Manny Bustos—smallish, underfed —survives on the streets of Juarez. His existence is meager, a constant struggle in a world where brute strength leads frequently to brutality. Bigger boys and men prey on Manny, filling his already dire days with fear. Despite the adversity, Manny dreams of a better life in the United States. He will cross the border; soon his every action aims at reaching this goal.
Sergeant Robert S. Locke is a veteran of the Vietnam War. Stationed in El Paso, Texas, he crosses the border freely, and often, to drink in places where there is "noise and women and cheap whiskey." Locke seeks escape, through alcohol, from the cries of dead friends and haunting recollections of Vietnam. His drinking is methodical, sterile, and utterly joyless. The sergeant and Manny meet three times: once when Manny tries to pick Robert's pocket and is allowed to go free; once when, pulled together by inner compulsions they cannot identify, they spend a day in each other's company; and finally, on the border itself when the ultimate answer to their dilemma presents itself and, in his own way, each goes free.

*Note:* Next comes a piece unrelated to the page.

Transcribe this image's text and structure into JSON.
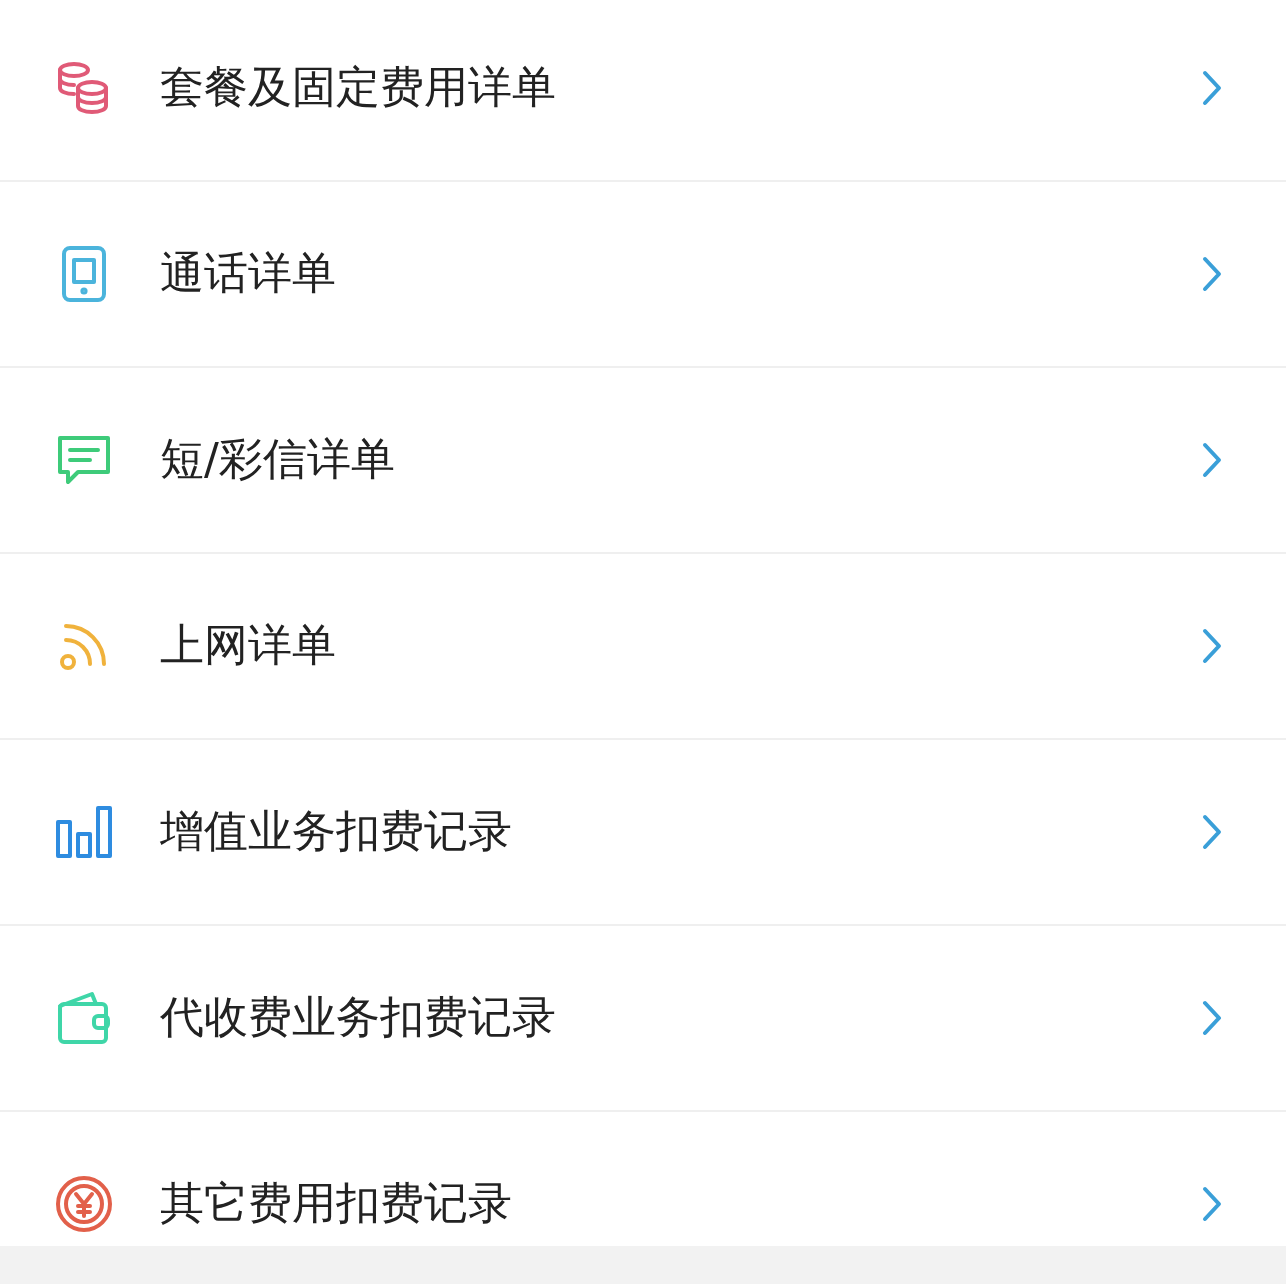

During the day in which Manny attaches himself to...
(The entire section is 336 words.)